Yeah Yeah Yeah's: Is Is
Sexed-up new EP from New York threesome...
The bumping of uglies. The beast with two backs. All that idealistic stuff that gets written about youthful rebellion and wide-eyed escapism, that’s all well and good, but they’re just happy coincidental offshoots of the main attraction. Entwined like two near-strangers gracing an unmade bed after one too many pints of snakebite on a Saturday night, rock’n’roll and fornication comprise the longest, most complicated, metaphorical one-night stand in history. You can trace it right back to the primal, plaintive howls of long-dead bluesmen like Lead Belly and his green-eyed, accusative take on ‘Where Did You Sleep Last Night’, through to stuffy 1950s housewives shielding pubescent eyes from Elvis’ curled lip and elastic hips, and follow it right up to Johnny Borrell mincing around on a stage wearing only baby oil and a pair of jeans so tight they’d bring a tear to a glass eye.
Yet, while we may have just namechecked three blokes, it’s the females who most innately understand this connection. And none of them understand it as well as Karen O. From the first jerkily formed moments of ‘Bang’ and its genius riposte of “As a fuck, son, you suck”, onwards, YYYs have always been synonymous with sex. Sure, there’s been the odd flash of tearful vulnerability – ‘Maps’ and ‘Cheated Hearts’ spring to mind – but when push comes to shag, they know what they are, you know what they are, and we all love them for it.
This surprise five-track EP, however, written and recorded during a ‘turbulent’ time in the band’s career (given the melodrama that surrounded the making of their first two albums, when is there not a turbulent time for them?), takes it all back to formula. From the thunderous, swaggering drums that announce the arrival of ‘Rockers To Swallow’ – all impassioned martial-arts yelping, harmonic squeals and a truly terrifying four-note guitar riff that sounds like the end of days – it’s clear that ‘Is Is’ (a sly nod to the Egyptian goddess whose name translates as ‘Female Of Flesh’) is bereft of ‘Show Your Bones” softer
sensibilities, and more concerned with the filth and fury of the band’s eponymous 2001 debut EP. It may be rawer than an open wound and crazier than a crate of stoats, but you’d still take it home at the end of the night.

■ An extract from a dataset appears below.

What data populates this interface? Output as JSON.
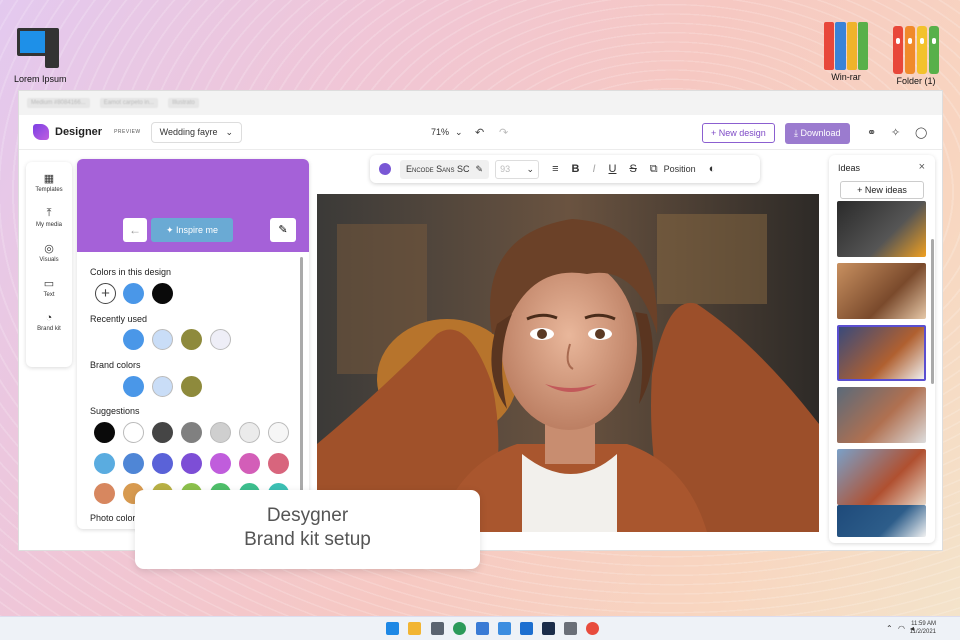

This, however, is only the beginning. ‘Down Boy’ begins all meditative, with Karen’s cracked voice drawing you seductively closer before erupting in a flurry of industrial drumming and guitars that sound like a giant conveyor belt inching the world’s largest sexbot ever closer to completion. Ambiguously casting herself as the guilt-ridden third wheel in a dishonest relationship by cooing about “Washing the stains off his bed/Not to split them up”, O manages to make you feel genuine empathy, but it’s Nick Zinner and Brian Chase who make you want to tear up the nearest dancefloor.
The rest of ‘Is Is’ falls some way short of the absolute brilliance of its opening salvo, but then, the standards are pretty fucking high. The predatory ‘Kiss, Kiss’ rattles along on a current of tense guitars and coy debauchery. It has an undeniable charm, and is perhaps the most instantly memorable song here, but repeat listens don’t hold up too well and it starts to sound a bit by-the-numbers.
The hypnotic,eastern-flavoured title track, meanwhile, might get a little lost in its own repetitiveness (it’s essentially one weird, sitar-aping riff repeated for four minutes), but what you have to take into account is that these offcuts (most of these songs were written during the band’s ‘Fever To Tell’ tour back in 2004) are still better than most bands’ first-choice picks. And anyway, ’10 X 10”s Muse-esque fretboard histrionics, nagging melody and eerie tale of stolen wives, stolen knives and foul play afoot – “Ten by 10, three by three, was the house that buried me/Did I really drown?” – is so obviously classic YYYs, you forget the brief blip before it. Built around jerking slabs of distorted riffage that sounds like the notes are being torn from the strings against their will, it’s a spookily atmospheric, darkly sexy thrill ride that wraps everything up in a paradoxically satifsfying unhappy ending.
Given when these songs were recorded, it’s hard to gauge ‘Is Is”s importance to Yeah Yeah Yeahs’ future development. But what isn’t difficult is to recognise YYYs’ position as the most exciting, visceral band to have come out of the early-noughties New York scene that bred them. If ‘Show Your Bones’ was Karen and company emerging, butterly-like, from their noisy cocoon of grot’n’grime-splattered rock’n’roll into something approaching commerciality, then ‘Is Is’ is a stylistic regression, but it’s a fascinating one. This EP titillates before leaving you wanting more; just how it should be. What will the third album sound like? ‘Is Is’ offers no concrete answers, but what is certain is our dalliance with Yeah Yeah Yeahs will be more than a transitory fumble and a cab fare home in the morning.